What about the golf course? First of all, this is Florida and, therefore, don’t expect any dramatic contours from fairway to green that weren’t created by bulldozers. Those who want the occasional exercise of a good walk will find Harmony Preserve quite accommodating. Although there is a water feature on every hole, the fairways are quite generous; a few bunkers at greenside will give you pause as you prepare your approach shots. I found the greatest challenges of the golf course almost exclusively in the greens whose contours were sometimes obvious but, for the most part, subtle. This was my first round of the year, an excuse of sorts, but there is no excuse other than tricky greens for a half dozen three-putted greens.
I understand from other reviews of Harmony that alligators keep a wary eye on golfers during the warmer months. On the coldish day we played, we didn’t see a one.

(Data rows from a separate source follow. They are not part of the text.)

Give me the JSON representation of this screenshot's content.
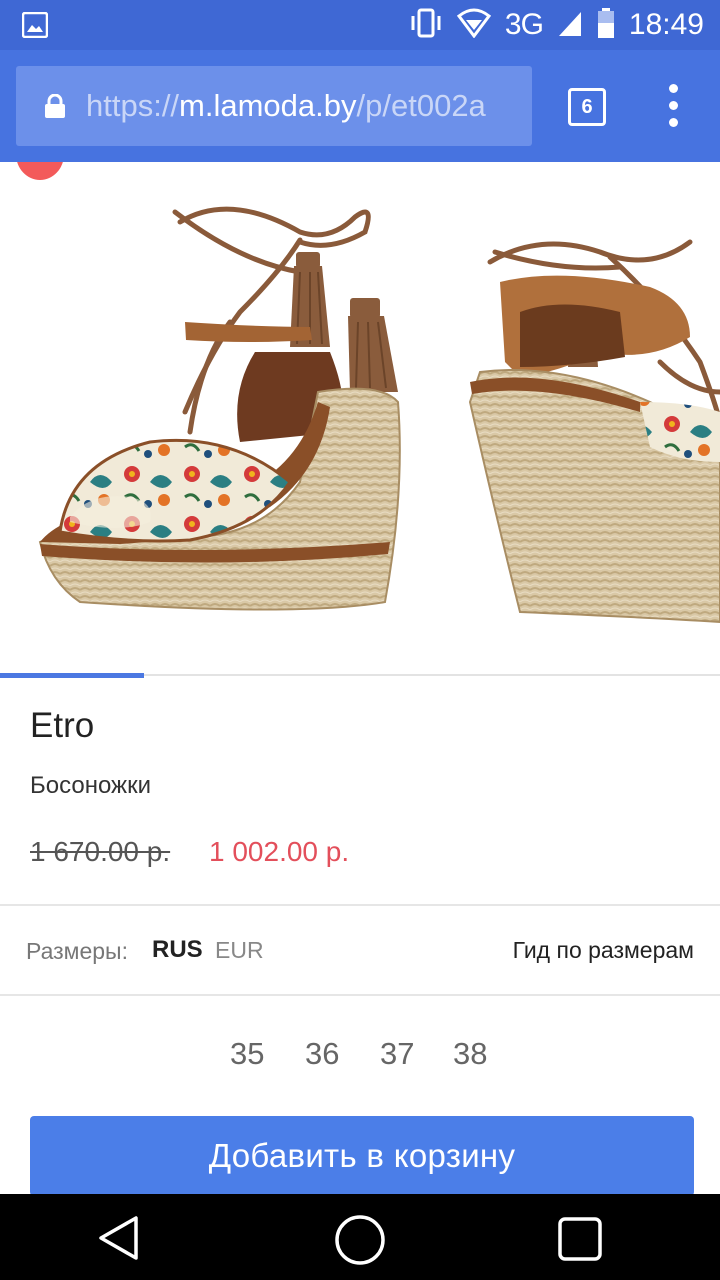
{
  "status_bar": {
    "network": "3G",
    "time": "18:49",
    "icons": [
      "image-notification-icon",
      "vibrate-icon",
      "wifi-icon",
      "signal-icon",
      "battery-icon"
    ]
  },
  "browser": {
    "url_scheme": "https://",
    "url_host": "m.lamoda.by",
    "url_path": "/p/et002a",
    "tab_count": "6",
    "icons": [
      "lock-icon",
      "overflow-menu-icon"
    ]
  },
  "product": {
    "brand": "Etro",
    "type": "Босоножки",
    "price_old": "1 670.00 р.",
    "price_new": "1 002.00 р.",
    "gallery_position": 0.2
  },
  "sizes": {
    "label": "Размеры:",
    "system_active": "RUS",
    "system_other": "EUR",
    "guide_link": "Гид по размерам",
    "values": [
      "35",
      "36",
      "37",
      "38"
    ]
  },
  "actions": {
    "add_to_cart": "Добавить в корзину"
  },
  "colors": {
    "status_bar": "#3f68d4",
    "toolbar": "#4773e0",
    "accent_button": "#4b7ee8",
    "sale_price": "#e34f5b",
    "sale_badge": "#f35a5a"
  }
}
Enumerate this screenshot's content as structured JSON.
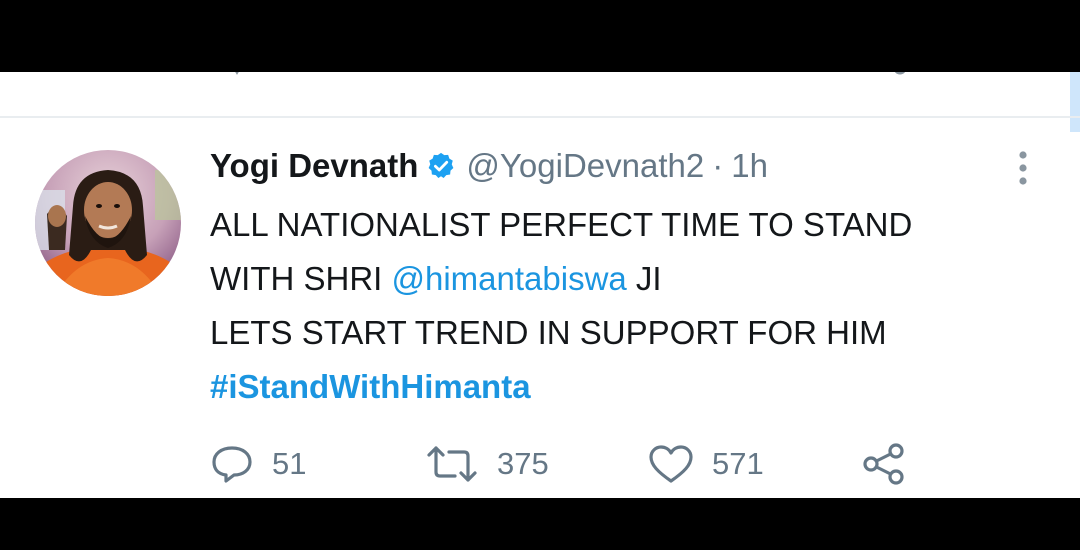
{
  "tweet": {
    "display_name": "Yogi Devnath",
    "handle": "@YogiDevnath2",
    "separator": "·",
    "time": "1h",
    "text_line1": "ALL NATIONALIST PERFECT TIME TO STAND",
    "text_line2_prefix": "WITH SHRI ",
    "mention": "@himantabiswa",
    "text_line2_suffix": " JI",
    "text_line3": "LETS START TREND IN SUPPORT FOR HIM",
    "hashtag": "#iStandWithHimanta"
  },
  "actions": {
    "replies": "51",
    "retweets": "375",
    "likes": "571"
  },
  "colors": {
    "accent": "#1b95e0",
    "secondary_text": "#657786",
    "primary_text": "#14171a",
    "verified": "#1da1f2"
  },
  "icons": [
    "verified-badge-icon",
    "more-options-icon",
    "reply-icon",
    "retweet-icon",
    "like-icon",
    "share-icon"
  ]
}
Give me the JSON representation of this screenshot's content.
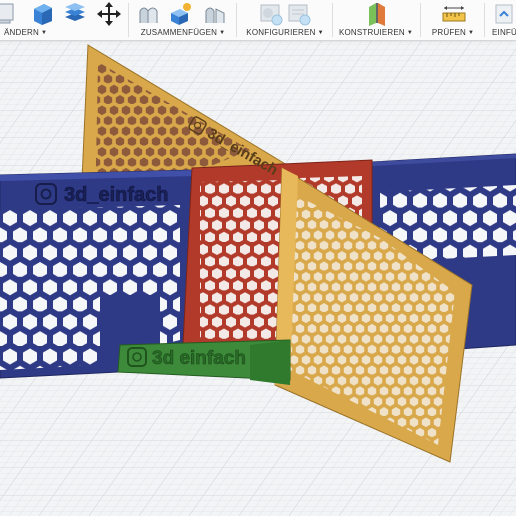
{
  "toolbar": {
    "groups": [
      {
        "label": "ÄNDERN",
        "icons": [
          "sculpt-box-icon",
          "extrude-cube-icon",
          "layer-stack-icon",
          "move-arrows-icon"
        ]
      },
      {
        "label": "ZUSAMMENFÜGEN",
        "icons": [
          "new-component-icon",
          "joint-icon",
          "as-built-joint-icon"
        ]
      },
      {
        "label": "KONFIGURIEREN",
        "icons": [
          "configure-table-icon",
          "configure-rules-icon"
        ]
      },
      {
        "label": "KONSTRUIEREN",
        "icons": [
          "offset-plane-icon"
        ]
      },
      {
        "label": "PRÜFEN",
        "icons": [
          "measure-icon"
        ]
      },
      {
        "label": "EINFÜ"
      }
    ]
  },
  "scene": {
    "engraved_text": [
      "3d_einfach",
      "3d_einfach",
      "3d einfach"
    ],
    "colors": {
      "blue_panel": "#2e3a86",
      "red_panel": "#b23a2a",
      "yellow_panel": "#d9a84a",
      "green_base": "#3d8b3a",
      "hole": "#f6f7f9"
    }
  }
}
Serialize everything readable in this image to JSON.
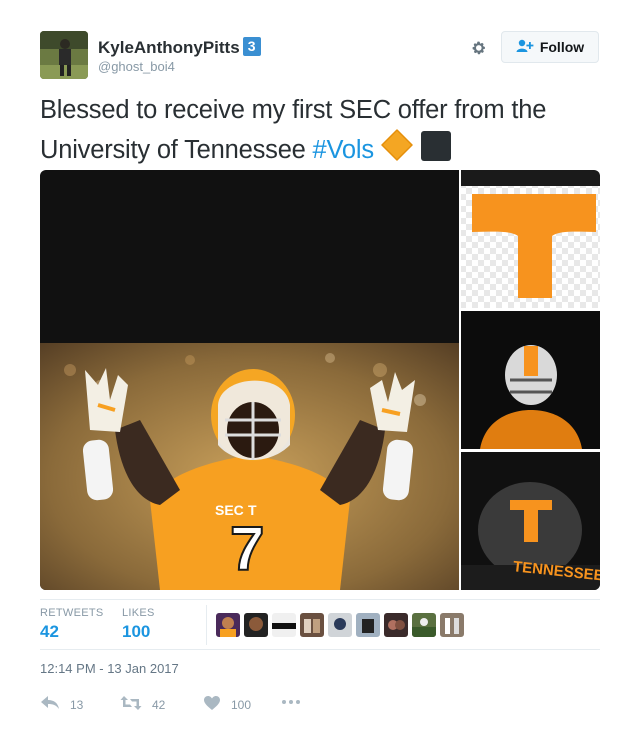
{
  "user": {
    "display_name": "KyleAnthonyPitts",
    "badge_count": "3",
    "handle": "@ghost_boi4"
  },
  "header": {
    "follow_label": "Follow",
    "settings_icon": "gear-icon",
    "follow_icon": "add-user-icon"
  },
  "tweet": {
    "text_line1": "Blessed to receive my first SEC offer from the",
    "text_line2": "University of Tennessee",
    "hashtag": "#Vols"
  },
  "media": {
    "jersey_number": "7",
    "side_text": "TENNESSEE"
  },
  "stats": {
    "retweets_label": "RETWEETS",
    "retweets_value": "42",
    "likes_label": "LIKES",
    "likes_value": "100"
  },
  "timestamp": "12:14 PM - 13 Jan 2017",
  "actions": {
    "reply_count": "13",
    "retweet_count": "42",
    "like_count": "100"
  },
  "colors": {
    "link": "#1b95e0",
    "tennessee_orange": "#f7931e",
    "muted": "#8899a6"
  }
}
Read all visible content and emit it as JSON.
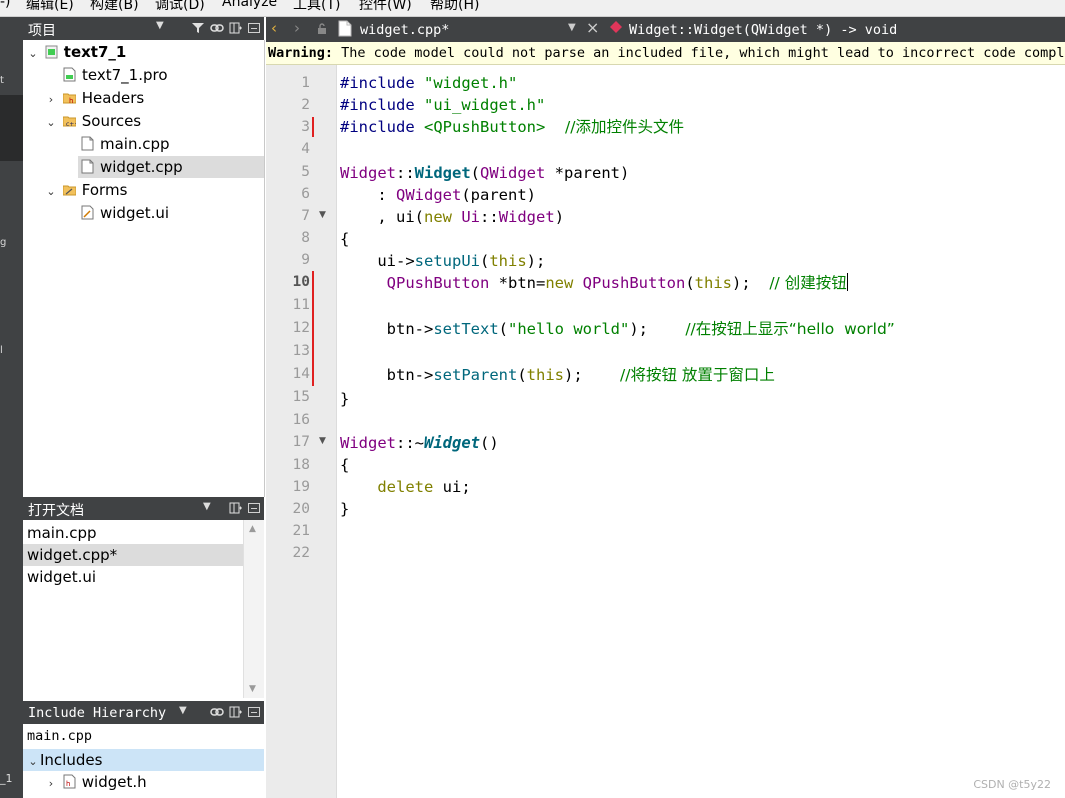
{
  "menu": [
    "-)",
    "编辑(E)",
    "构建(B)",
    "调试(D)",
    "Analyze",
    "工具(T)",
    "控件(W)",
    "帮助(H)"
  ],
  "modebar_fragments": [
    "t",
    "g",
    "l",
    "_1"
  ],
  "project_panel": {
    "title": "项目",
    "tree": [
      {
        "label": "text7_1",
        "bold": true,
        "arrow": "⌄"
      },
      {
        "label": "text7_1.pro",
        "icon": "pro-file-icon"
      },
      {
        "label": "Headers",
        "arrow": "›",
        "icon": "folder-headers-icon"
      },
      {
        "label": "Sources",
        "arrow": "⌄",
        "icon": "folder-sources-icon"
      },
      {
        "label": "main.cpp",
        "icon": "cpp-file-icon"
      },
      {
        "label": "widget.cpp",
        "icon": "cpp-file-icon",
        "selected": true
      },
      {
        "label": "Forms",
        "arrow": "⌄",
        "icon": "folder-forms-icon"
      },
      {
        "label": "widget.ui",
        "icon": "ui-file-icon"
      }
    ]
  },
  "open_docs": {
    "title": "打开文档",
    "items": [
      {
        "label": "main.cpp"
      },
      {
        "label": "widget.cpp*",
        "selected": true
      },
      {
        "label": "widget.ui"
      }
    ]
  },
  "include_hierarchy": {
    "title": "Include Hierarchy",
    "file": "main.cpp",
    "includes_label": "Includes",
    "child": "widget.h"
  },
  "editor": {
    "file_tab": "widget.cpp*",
    "symbol": "Widget::Widget(QWidget *) -> void",
    "warning_bold": "Warning:",
    "warning_text": " The code model could not parse an included file, which might lead to incorrect code completion",
    "current_line": 10,
    "line_numbers": [
      "1",
      "2",
      "3",
      "4",
      "5",
      "6",
      "7",
      "8",
      "9",
      "10",
      "11",
      "12",
      "13",
      "14",
      "15",
      "16",
      "17",
      "18",
      "19",
      "20",
      "21",
      "22"
    ],
    "code": {
      "l1_pp": "#include ",
      "l1_str": "\"widget.h\"",
      "l2_pp": "#include ",
      "l2_str": "\"ui_widget.h\"",
      "l3_pp": "#include ",
      "l3_str": "<QPushButton>",
      "l3_cm": "    //添加控件头文件",
      "l5_ty": "Widget",
      "l5_sep": "::",
      "l5_fn": "Widget",
      "l5_p1": "(",
      "l5_ty2": "QWidget",
      "l5_rest": " *parent)",
      "l6_pre": "    : ",
      "l6_ty": "QWidget",
      "l6_rest": "(parent)",
      "l7_pre": "    , ui(",
      "l7_kw": "new",
      "l7_sp": " ",
      "l7_ty": "Ui",
      "l7_sep": "::",
      "l7_ty2": "Widget",
      "l7_rest": ")",
      "l8": "{",
      "l9_pre": "    ui->",
      "l9_fn": "setupUi",
      "l9_p": "(",
      "l9_kw": "this",
      "l9_rest": ");",
      "l10_pre": "     ",
      "l10_ty": "QPushButton",
      "l10_mid": " *btn=",
      "l10_kw": "new",
      "l10_sp": " ",
      "l10_ty2": "QPushButton",
      "l10_p": "(",
      "l10_kw2": "this",
      "l10_rest": ");  ",
      "l10_cm": "// 创建按钮",
      "l12_pre": "     btn->",
      "l12_fn": "setText",
      "l12_p": "(",
      "l12_str": "\"hello world\"",
      "l12_rest": ");    ",
      "l12_cm": "//在按钮上显示“hello  world”",
      "l14_pre": "     btn->",
      "l14_fn": "setParent",
      "l14_p": "(",
      "l14_kw": "this",
      "l14_rest": ");    ",
      "l14_cm": "//将按钮 放置于窗口上",
      "l15": "}",
      "l17_ty": "Widget",
      "l17_sep": "::~",
      "l17_fn": "Widget",
      "l17_rest": "()",
      "l18": "{",
      "l19_pre": "    ",
      "l19_kw": "delete",
      "l19_rest": " ui;",
      "l20": "}"
    }
  },
  "watermark": "CSDN @t5y22"
}
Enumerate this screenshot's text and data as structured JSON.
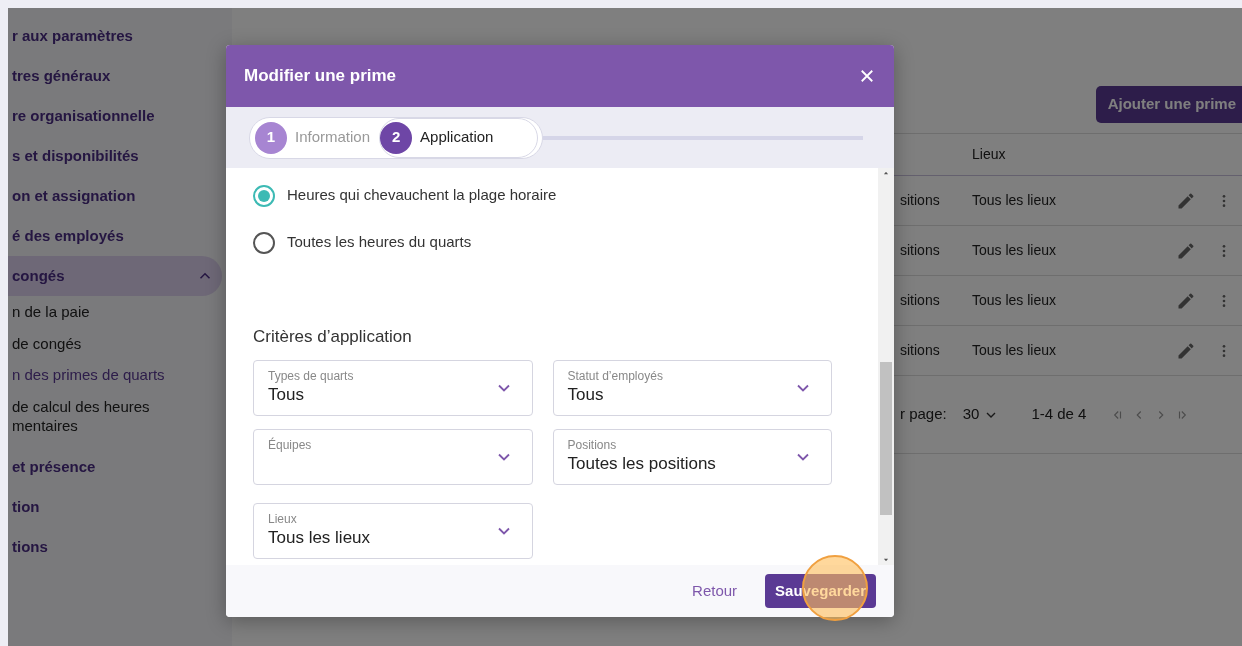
{
  "sidebar": {
    "items": [
      {
        "label": "r aux paramètres",
        "selected": false
      },
      {
        "label": "tres généraux",
        "selected": false
      },
      {
        "label": "re organisationnelle",
        "selected": false
      },
      {
        "label": "s et disponibilités",
        "selected": false
      },
      {
        "label": "on et assignation",
        "selected": false
      },
      {
        "label": "é des employés",
        "selected": false
      },
      {
        "label": "congés",
        "selected": true,
        "expanded": true,
        "children": [
          {
            "label": "n de la paie",
            "selected": false
          },
          {
            "label": "de congés",
            "selected": false
          },
          {
            "label": "n des primes de quarts",
            "selected": true
          },
          {
            "label": "de calcul des heures mentaires",
            "selected": false
          }
        ]
      },
      {
        "label": "et présence",
        "selected": false
      },
      {
        "label": "tion",
        "selected": false
      },
      {
        "label": "tions",
        "selected": false
      }
    ]
  },
  "main": {
    "add_button": "Ajouter une prime",
    "table": {
      "columns": [
        "Lieux"
      ],
      "rows": [
        {
          "column_1": "sitions",
          "lieux": "Tous les lieux"
        },
        {
          "column_1": "sitions",
          "lieux": "Tous les lieux"
        },
        {
          "column_1": "sitions",
          "lieux": "Tous les lieux"
        },
        {
          "column_1": "sitions",
          "lieux": "Tous les lieux"
        }
      ]
    },
    "pagination": {
      "label": "r page:",
      "per_page": "30",
      "range": "1-4 de 4"
    }
  },
  "modal": {
    "title": "Modifier une prime",
    "steps": [
      {
        "number": "1",
        "label": "Information",
        "selected": false
      },
      {
        "number": "2",
        "label": "Application",
        "selected": true
      }
    ],
    "options": [
      {
        "label": "Heures qui chevauchent la plage horaire",
        "checked": true
      },
      {
        "label": "Toutes les heures du quarts",
        "checked": false
      }
    ],
    "section_title": "Critères d’application",
    "fields": [
      {
        "label": "Types de quarts",
        "value": "Tous"
      },
      {
        "label": "Statut d’employés",
        "value": "Tous"
      },
      {
        "label": "Équipes"
      },
      {
        "label": "Positions",
        "value": "Toutes les positions"
      },
      {
        "label": "Lieux",
        "value": "Tous les lieux"
      }
    ],
    "back_button": "Retour",
    "save_button": "Sauvegarder"
  }
}
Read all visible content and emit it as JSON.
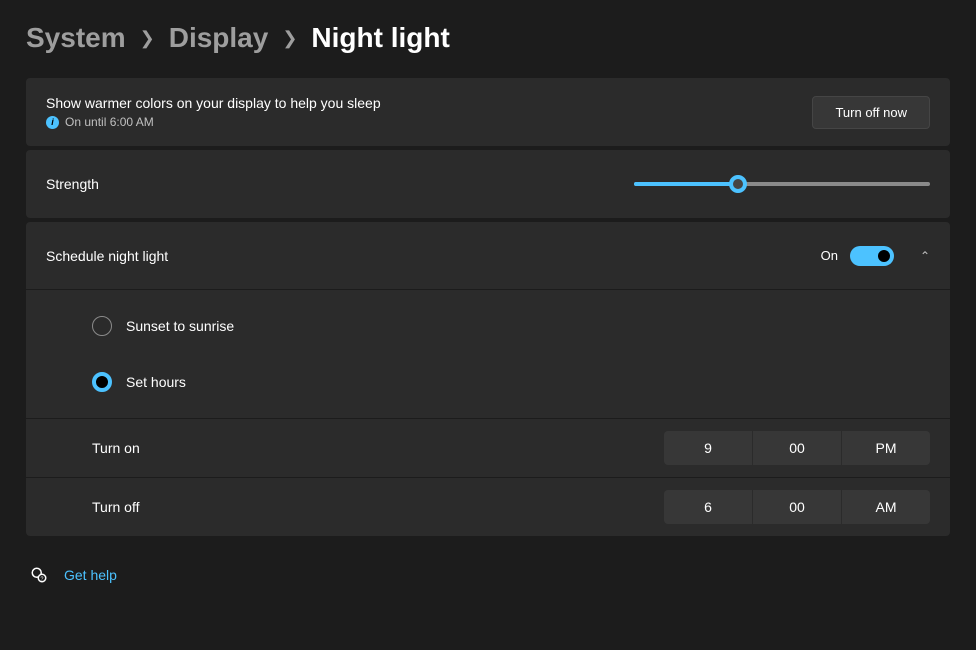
{
  "breadcrumb": {
    "item1": "System",
    "item2": "Display",
    "current": "Night light"
  },
  "description": {
    "title": "Show warmer colors on your display to help you sleep",
    "status": "On until 6:00 AM",
    "button": "Turn off now"
  },
  "strength": {
    "label": "Strength",
    "value_pct": 35
  },
  "schedule": {
    "label": "Schedule night light",
    "toggle_label": "On",
    "toggle_on": true,
    "radio1": "Sunset to sunrise",
    "radio2": "Set hours",
    "turn_on": {
      "label": "Turn on",
      "hour": "9",
      "minute": "00",
      "period": "PM"
    },
    "turn_off": {
      "label": "Turn off",
      "hour": "6",
      "minute": "00",
      "period": "AM"
    }
  },
  "help": {
    "label": "Get help"
  }
}
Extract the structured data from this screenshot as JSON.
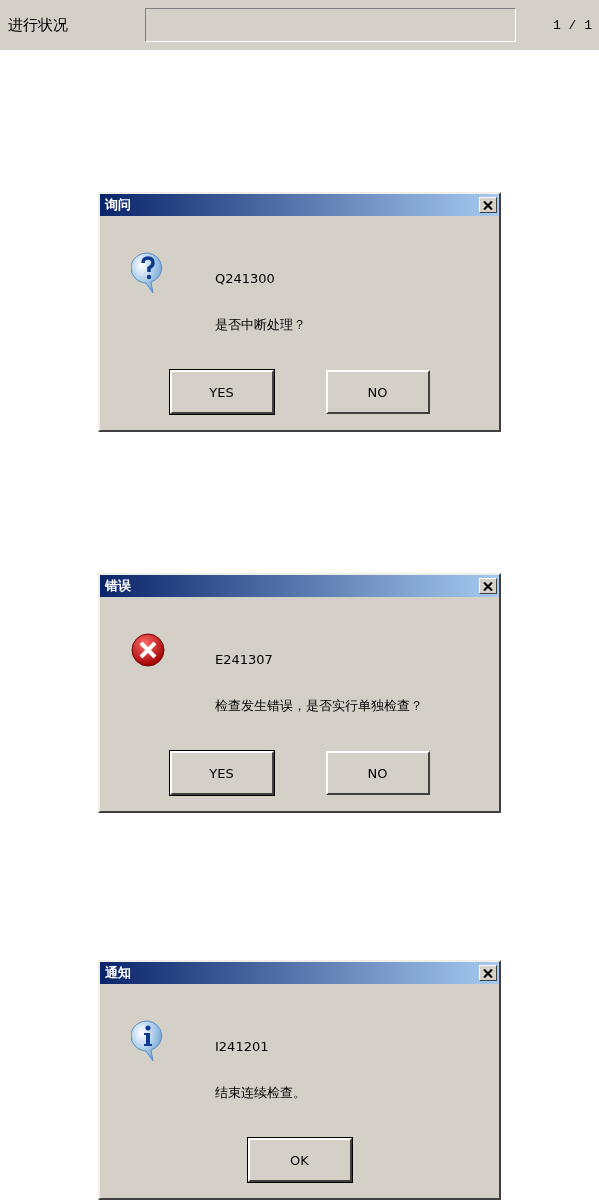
{
  "progress": {
    "label": "进行状况",
    "level": 0,
    "counter": "1 / 1"
  },
  "dialogs": [
    {
      "kind": "question",
      "title": "询问",
      "code": "Q241300",
      "message": "是否中断处理？",
      "buttons": [
        {
          "label": "YES",
          "default": true
        },
        {
          "label": "NO",
          "default": false
        }
      ]
    },
    {
      "kind": "error",
      "title": "错误",
      "code": "E241307",
      "message": "检查发生错误，是否实行单独检查？",
      "buttons": [
        {
          "label": "YES",
          "default": true
        },
        {
          "label": "NO",
          "default": false
        }
      ]
    },
    {
      "kind": "info",
      "title": "通知",
      "code": "I241201",
      "message": "结束连续检查。",
      "buttons": [
        {
          "label": "OK",
          "default": true
        }
      ]
    }
  ]
}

I was expecting a golf course that reflected Johnny Miller’s personality, or at least the one he’s expressed on air for the last three decades. But Harmony Preserve, while a perfectly enjoyable experience, lacked much drama (except on some of those greens). Miller, like former PGA stars Gary Player and Greg Norman, seemed to overcompensate in his design for Harmony. (Player’s layout for The Cliffs at Mountain Park and Norman’s at The Reserve in Pawleys Island, both in South Carolina, do not reflect the bravado of their personalities, or the make or break style of their golf games back in their heydays.) That is not criticism; all these golf courses, located in areas frequented by golfing retirees, may not reflect their artists’ personalities, but they certainly will please their audiences.
28 miles to Orlando International Airport
45 minutes to Melbourne, FL
55 minutes to Walt Disney World, Orlando
Homes from the low $200s
Sample home for sale: Click here
Golf course opened 2002, designed by Johnny Miller
7,428 yards from Miller tees, Rating 76.1, Slope 136
6,413 yards from White tees, Rating 71.1, Slope 126
5,408 yards from Red tees, Rating 65.9, Slope 114
Full golf memberships from $2,750 annually
If you would like more information on Harmony Preserve, or to arrange a visit, please contact us.